Veterinarians diagnose canine distemper by taking fluid samples from the dog’s eye and lung. A blood sample will also reveal antibodies related to canine distemper virus. The presence of these antibodies indicates an active infection. Veterinarians also conduct a polymerase chain reaction test to detect the presence of distemper virus in your pet.
Treatment and Prevention of Distemper in Dogs
There is no cure for canine distemper, but veterinarians can treat individual symptoms to make the animal more comfortable. Veterinarians may administer fluids, antibiotics, anticonvulsant medication and pain relievers as needed to combat specific symptoms such as dehydration or respiratory problems. Veterinarians may also prescribe medications to improve digestion.
Most dogs do not survive once symptoms occur, so veterinarians usually recommend euthanasia rather than treatment. Immunization is the best way to prevent canine distemper, but many puppies are too young for vaccination. Pregnant dogs cannot be vaccinated due to potential risks to their unborn puppies; these dogs need to avoid contact with other dogs and areas that may be contaminated.
How to Prevent Distemper
Vaccines for canine distemper are effective at preventing infection. Your veterinarian can advise you on the appropriate vaccination schedule for your puppy, but generally dogs should receive a booster shot every year. Keep vaccinations up to date to provide lifelong immunity against canine distemper to your dog. Vaccination is especially important if your dog may interact with other dogs or is in a high-risk area.
Avoid areas that may be contaminated with canine distemper, such as dog parks and animal shelters . Keep your dog away from wild animals such as raccoons and skunks. Ensure your pet is current on his vaccinations; if you are concerned about the risk of infection, consider having your pet spayed or neutered.
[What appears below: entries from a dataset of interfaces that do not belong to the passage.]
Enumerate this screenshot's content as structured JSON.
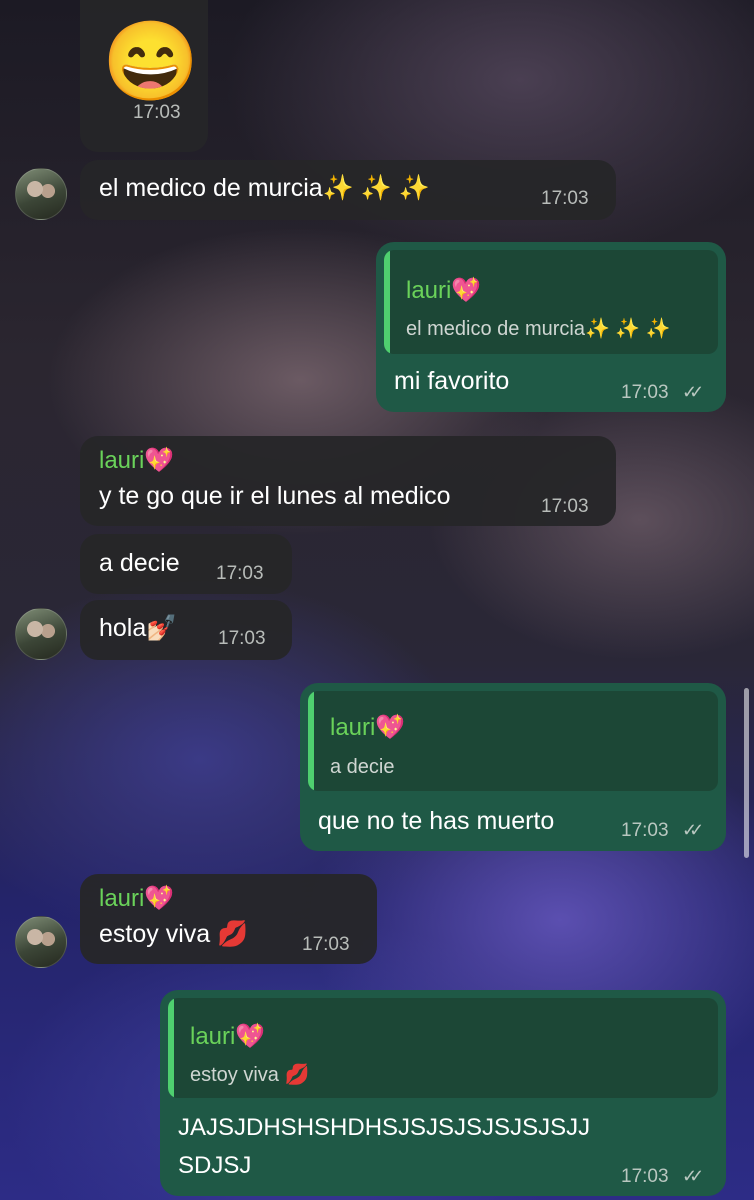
{
  "messages": {
    "m1": {
      "emoji": "😄",
      "time": "17:03"
    },
    "m2": {
      "text": "el medico de murcia✨ ✨ ✨",
      "time": "17:03"
    },
    "m3": {
      "quote_sender": "lauri💖",
      "quote_text": "el medico de murcia✨ ✨ ✨",
      "text": "mi favorito",
      "time": "17:03",
      "ticks": "✓✓"
    },
    "m4": {
      "sender": "lauri💖",
      "text": "y te go que ir el lunes al medico",
      "time": "17:03"
    },
    "m5": {
      "text": "a decie",
      "time": "17:03"
    },
    "m6": {
      "text": "hola💅🏻",
      "time": "17:03"
    },
    "m7": {
      "quote_sender": "lauri💖",
      "quote_text": "a decie",
      "text": "que no te has muerto",
      "time": "17:03",
      "ticks": "✓✓"
    },
    "m8": {
      "sender": "lauri💖",
      "text": "estoy viva 💋",
      "time": "17:03"
    },
    "m9": {
      "quote_sender": "lauri💖",
      "quote_text": "estoy viva 💋",
      "text_line1": "JAJSJDHSHSHDHSJSJSJSJSJSJSJJ",
      "text_line2": "SDJSJ",
      "time": "17:03",
      "ticks": "✓✓"
    }
  },
  "colors": {
    "incoming_bubble": "#262628",
    "outgoing_bubble": "#1f5946",
    "quote_bar": "#4fcf6f",
    "sender_name": "#6ad25a"
  }
}
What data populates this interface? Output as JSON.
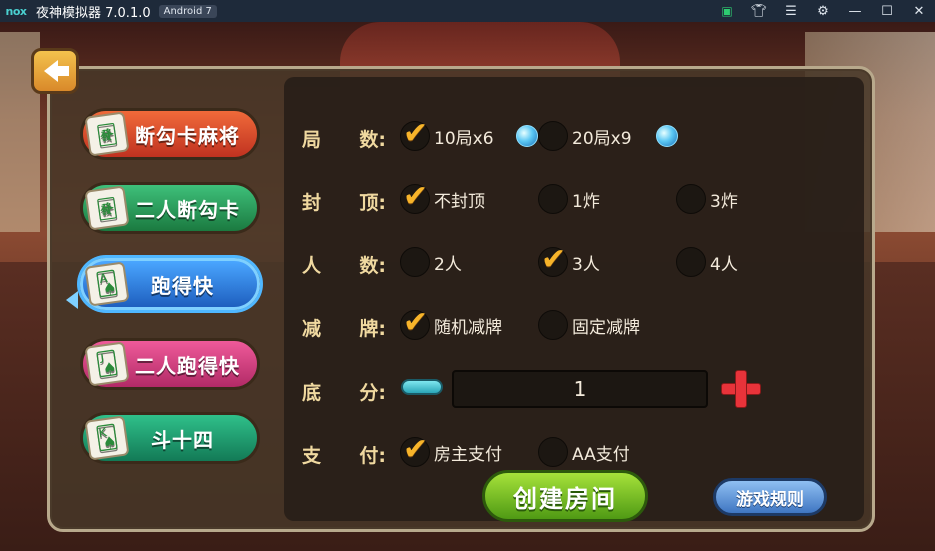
{
  "titlebar": {
    "logo": "nox",
    "title": "夜神模拟器 7.0.1.0",
    "badge": "Android 7",
    "icons": [
      "store-icon",
      "shirt-icon",
      "menu-icon",
      "settings-icon",
      "minimize-icon",
      "maximize-icon",
      "close-icon"
    ]
  },
  "menu": {
    "items": [
      {
        "label": "断勾卡麻将",
        "icon": "mahjong-tile-icon",
        "color": "#e04a2a",
        "selected": false
      },
      {
        "label": "二人断勾卡",
        "icon": "mahjong-tile-icon",
        "color": "#2aa060",
        "selected": false
      },
      {
        "label": "跑得快",
        "icon": "playing-cards-icon",
        "color": "#3a8ae8",
        "selected": true
      },
      {
        "label": "二人跑得快",
        "icon": "playing-cards-icon",
        "color": "#d2407e",
        "selected": false
      },
      {
        "label": "斗十四",
        "icon": "playing-cards-icon",
        "color": "#22a070",
        "selected": false
      }
    ]
  },
  "settings": {
    "rounds": {
      "label_a": "局",
      "label_b": "数:",
      "options": [
        "10局x6",
        "20局x9"
      ],
      "selected": 0
    },
    "cap": {
      "label_a": "封",
      "label_b": "顶:",
      "options": [
        "不封顶",
        "1炸",
        "3炸"
      ],
      "selected": 0
    },
    "players": {
      "label_a": "人",
      "label_b": "数:",
      "options": [
        "2人",
        "3人",
        "4人"
      ],
      "selected": 1
    },
    "cards": {
      "label_a": "减",
      "label_b": "牌:",
      "options": [
        "随机减牌",
        "固定减牌"
      ],
      "selected": 0
    },
    "base_score": {
      "label_a": "底",
      "label_b": "分:",
      "value": "1"
    },
    "payment": {
      "label_a": "支",
      "label_b": "付:",
      "options": [
        "房主支付",
        "AA支付"
      ],
      "selected": 0
    }
  },
  "buttons": {
    "create": "创建房间",
    "rules": "游戏规则"
  },
  "colors": {
    "accent_check": "#f7b42a",
    "label": "#f0d9a0",
    "panel": "#281e18"
  }
}
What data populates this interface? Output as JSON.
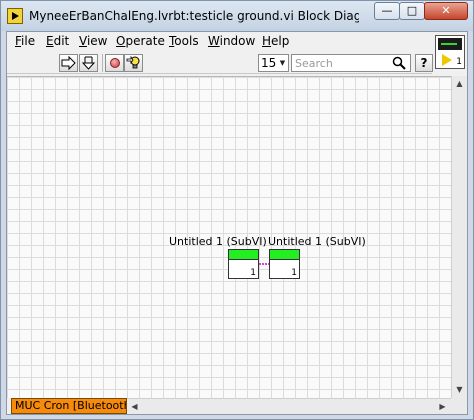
{
  "window": {
    "title": "MyneeErBanChalEng.lvrbt:testicle ground.vi Block Diagram on MU...",
    "minimize_label": "—",
    "maximize_label": "□",
    "close_label": "✕"
  },
  "menu": {
    "items": [
      {
        "underline": "F",
        "rest": "ile"
      },
      {
        "underline": "E",
        "rest": "dit"
      },
      {
        "underline": "V",
        "rest": "iew"
      },
      {
        "underline": "O",
        "rest": "perate"
      },
      {
        "underline": "T",
        "rest": "ools"
      },
      {
        "underline": "W",
        "rest": "indow"
      },
      {
        "underline": "H",
        "rest": "elp"
      }
    ]
  },
  "toolbar": {
    "font_size": "15",
    "search_placeholder": "Search",
    "help_label": "?",
    "vi_icon_number": "1"
  },
  "diagram": {
    "subvis": [
      {
        "label": "Untitled 1 (SubVI)",
        "number": "1"
      },
      {
        "label": "Untitled 1 (SubVI)",
        "number": "1"
      }
    ]
  },
  "status": {
    "context_label": "MUC Cron [Bluetooth]"
  },
  "colors": {
    "subvi_bar": "#22ee22",
    "wire": "#d646c8",
    "context_label_bg": "#f58a0d"
  }
}
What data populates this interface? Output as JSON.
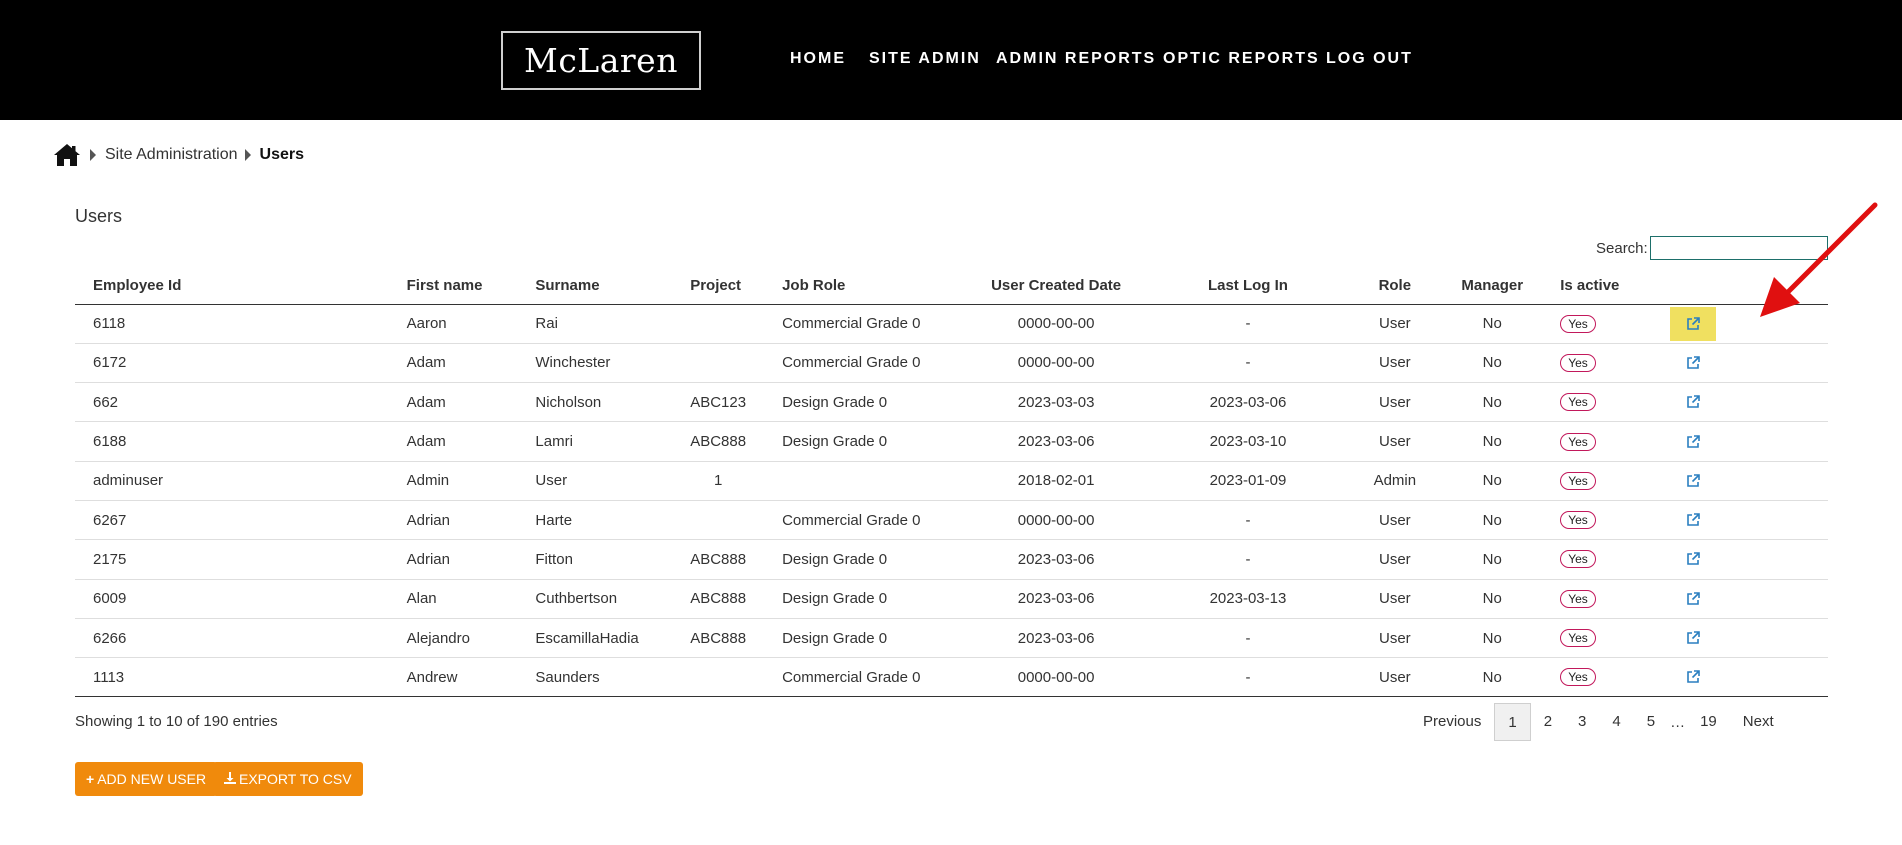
{
  "brand": {
    "logo_text": "McLaren"
  },
  "nav": {
    "items": [
      "HOME",
      "SITE ADMIN",
      "ADMIN REPORTS",
      "OPTIC REPORTS",
      "LOG OUT"
    ]
  },
  "breadcrumb": {
    "icon": "home-icon",
    "parent": "Site Administration",
    "current": "Users"
  },
  "page": {
    "title": "Users"
  },
  "search": {
    "label": "Search:",
    "value": "",
    "placeholder": ""
  },
  "table": {
    "headers": [
      "Employee Id",
      "First name",
      "Surname",
      "Project",
      "Job Role",
      "User Created Date",
      "Last Log In",
      "Role",
      "Manager",
      "Is active",
      ""
    ],
    "rows": [
      [
        "6118",
        "Aaron",
        "Rai",
        "",
        "Commercial Grade 0",
        "0000-00-00",
        "-",
        "User",
        "No",
        "Yes"
      ],
      [
        "6172",
        "Adam",
        "Winchester",
        "",
        "Commercial Grade 0",
        "0000-00-00",
        "-",
        "User",
        "No",
        "Yes"
      ],
      [
        "662",
        "Adam",
        "Nicholson",
        "ABC123",
        "Design Grade 0",
        "2023-03-03",
        "2023-03-06",
        "User",
        "No",
        "Yes"
      ],
      [
        "6188",
        "Adam",
        "Lamri",
        "ABC888",
        "Design Grade 0",
        "2023-03-06",
        "2023-03-10",
        "User",
        "No",
        "Yes"
      ],
      [
        "adminuser",
        "Admin",
        "User",
        "1",
        "",
        "2018-02-01",
        "2023-01-09",
        "Admin",
        "No",
        "Yes"
      ],
      [
        "6267",
        "Adrian",
        "Harte",
        "",
        "Commercial Grade 0",
        "0000-00-00",
        "-",
        "User",
        "No",
        "Yes"
      ],
      [
        "2175",
        "Adrian",
        "Fitton",
        "ABC888",
        "Design Grade 0",
        "2023-03-06",
        "-",
        "User",
        "No",
        "Yes"
      ],
      [
        "6009",
        "Alan",
        "Cuthbertson",
        "ABC888",
        "Design Grade 0",
        "2023-03-06",
        "2023-03-13",
        "User",
        "No",
        "Yes"
      ],
      [
        "6266",
        "Alejandro",
        "EscamillaHadia",
        "ABC888",
        "Design Grade 0",
        "2023-03-06",
        "-",
        "User",
        "No",
        "Yes"
      ],
      [
        "1113",
        "Andrew",
        "Saunders",
        "",
        "Commercial Grade 0",
        "0000-00-00",
        "-",
        "User",
        "No",
        "Yes"
      ]
    ],
    "action_icon": "external-link-icon",
    "highlighted_row": 0
  },
  "info": {
    "text": "Showing 1 to 10 of 190 entries"
  },
  "pagination": {
    "previous": "Previous",
    "pages": [
      "1",
      "2",
      "3",
      "4",
      "5"
    ],
    "ellipsis": "…",
    "last": "19",
    "next": "Next",
    "active": "1"
  },
  "buttons": {
    "add_user": "ADD NEW USER",
    "export": "EXPORT TO CSV"
  },
  "colors": {
    "header_bg": "#000000",
    "accent": "#f08a0c",
    "badge_border": "#c2185b",
    "link_icon": "#2a7fc0",
    "highlight": "#f0e060",
    "annotation_arrow": "#e01010"
  }
}
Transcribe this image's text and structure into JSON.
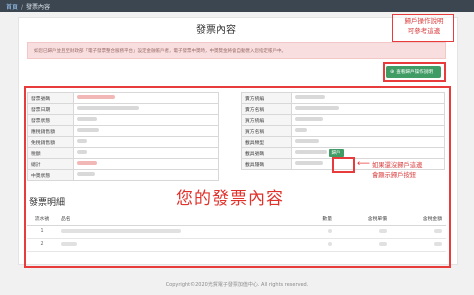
{
  "breadcrumb": {
    "home": "首頁",
    "separator": "/",
    "current": "發票內容"
  },
  "page_title": "發票內容",
  "alert_text": "如您已歸戶並且至財政部「電子發票整合服務平台」設定金融帳戶者，電子發票中獎時，中獎獎金將會自動匯入您指定帳戶中。",
  "guide_button": {
    "icon": "plus-circle-icon",
    "label": "查看歸戶操作說明"
  },
  "annotations": {
    "guide_lines": [
      "歸戶操作說明",
      "可參考這邊"
    ],
    "open_lines": [
      "如果還沒歸戶這邊",
      "會顯示歸戶按鈕"
    ],
    "arrow": "⟵",
    "big": "您的發票內容"
  },
  "left_table": {
    "labels": [
      "發票號碼",
      "發票日期",
      "發票狀態",
      "應稅銷售額",
      "免稅銷售額",
      "稅額",
      "總計",
      "中獎狀態"
    ]
  },
  "right_table": {
    "labels": [
      "賣方統編",
      "賣方名稱",
      "買方統編",
      "買方名稱",
      "載具類型",
      "載具號碼",
      "載具隱碼"
    ],
    "open_button": "歸戶"
  },
  "items_section": {
    "title": "發票明細",
    "columns": [
      "流水號",
      "品名",
      "數量",
      "含稅單價",
      "含稅金額"
    ],
    "rows": [
      {
        "no": "1"
      },
      {
        "no": "2"
      }
    ]
  },
  "footer": "Copyright©2020光貿電子發票加值中心. All rights reserved.",
  "colors": {
    "accent_green": "#3e9c64",
    "annotation_red": "#e83c3c",
    "topbar": "#3b4651"
  }
}
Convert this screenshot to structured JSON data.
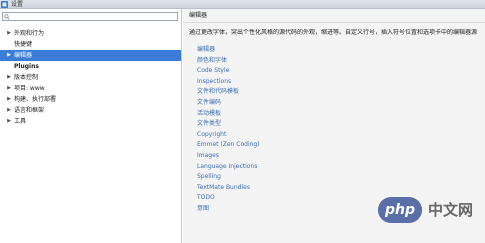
{
  "window": {
    "title": "设置"
  },
  "search": {
    "value": "",
    "placeholder": ""
  },
  "sidebar": {
    "items": [
      {
        "label": "外观和行为",
        "arrow": "▶",
        "selected": false,
        "bold": false
      },
      {
        "label": "快捷键",
        "arrow": "",
        "selected": false,
        "bold": false
      },
      {
        "label": "编辑器",
        "arrow": "▶",
        "selected": true,
        "bold": false
      },
      {
        "label": "Plugins",
        "arrow": "",
        "selected": false,
        "bold": true
      },
      {
        "label": "版本控制",
        "arrow": "▶",
        "selected": false,
        "bold": false
      },
      {
        "label": "项目: www",
        "arrow": "▶",
        "selected": false,
        "bold": false
      },
      {
        "label": "构建、执行部署",
        "arrow": "▶",
        "selected": false,
        "bold": false
      },
      {
        "label": "语言和框架",
        "arrow": "▶",
        "selected": false,
        "bold": false
      },
      {
        "label": "工具",
        "arrow": "▶",
        "selected": false,
        "bold": false
      }
    ]
  },
  "main": {
    "title": "编辑器",
    "description": "通过更改字体，突出个性化风格的源代码的外观，缩进等。自定义行号，插入符号位置和选项卡中的编辑器源",
    "links": [
      "编辑器",
      "颜色和字体",
      "Code Style",
      "Inspections",
      "文件和代码模板",
      "文件编码",
      "活动模板",
      "文件类型",
      "Copyright",
      "Emmet (Zen Coding)",
      "Images",
      "Language Injections",
      "Spelling",
      "TextMate Bundles",
      "TODO",
      "意图"
    ]
  },
  "watermark": {
    "logo_text": "php",
    "site_text": "中文网"
  },
  "colors": {
    "selection": "#3d7bd9",
    "link": "#3d6fb6",
    "panel_bg": "#f4f4f4"
  }
}
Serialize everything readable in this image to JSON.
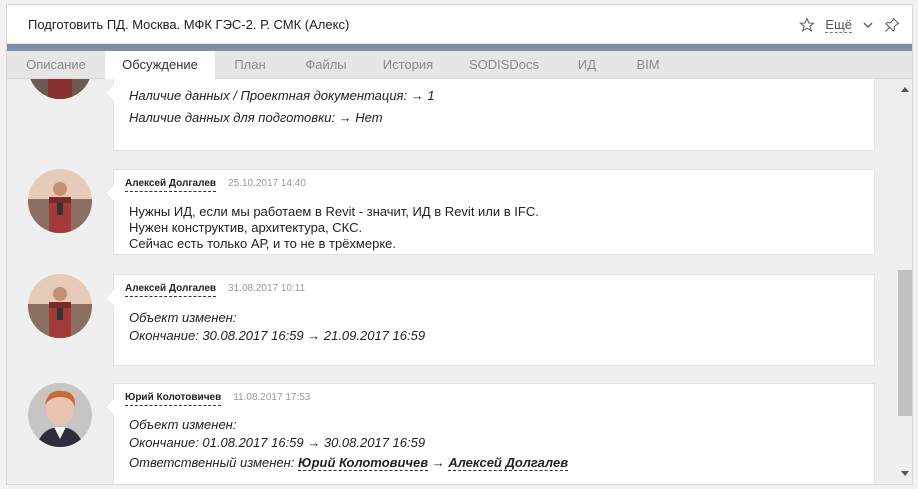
{
  "window": {
    "title": "Подготовить ПД. Москва. МФК ГЭС-2. Р. СМК (Алекс)",
    "more_label": "Ещё",
    "accent_color": "#7f8fa6"
  },
  "tabs": [
    {
      "label": "Описание",
      "active": false
    },
    {
      "label": "Обсуждение",
      "active": true
    },
    {
      "label": "План",
      "active": false
    },
    {
      "label": "Файлы",
      "active": false
    },
    {
      "label": "История",
      "active": false
    },
    {
      "label": "SODISDocs",
      "active": false
    },
    {
      "label": "ИД",
      "active": false
    },
    {
      "label": "BIM",
      "active": false
    }
  ],
  "feed": {
    "entry0": {
      "lines": [
        "Наличие данных / Проектная документация:  → 1",
        "Наличие данных для подготовки:  → Нет"
      ]
    },
    "entry1": {
      "author": "Алексей Долгалев",
      "date": "25.10.2017 14:40",
      "lines": [
        "Нужны ИД, если мы работаем в Revit - значит, ИД в Revit или в IFC.",
        "Нужен конструктив, архитектура, СКС.",
        "Сейчас есть только АР, и то не в трёхмерке."
      ]
    },
    "entry2": {
      "author": "Алексей Долгалев",
      "date": "31.08.2017 10:11",
      "lines": [
        "Объект изменен:",
        "Окончание: 30.08.2017 16:59 → 21.09.2017 16:59"
      ]
    },
    "entry3": {
      "author": "Юрий Колотовичев",
      "date": "11.08.2017 17:53",
      "lines": [
        "Объект изменен:",
        "Окончание: 01.08.2017 16:59 → 30.08.2017 16:59"
      ],
      "responsible_prefix": "Ответственный изменен:",
      "responsible_from": "Юрий Колотовичев",
      "arrow": "→",
      "responsible_to": "Алексей Долгалев"
    }
  }
}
Regular grooming and veterinary visits will ensure your dog’s immune system remains healthy, allowing him to fight off infection more effectively. Provide a safe environment for your animal, avoiding places with open water that may be contaminated with the virus.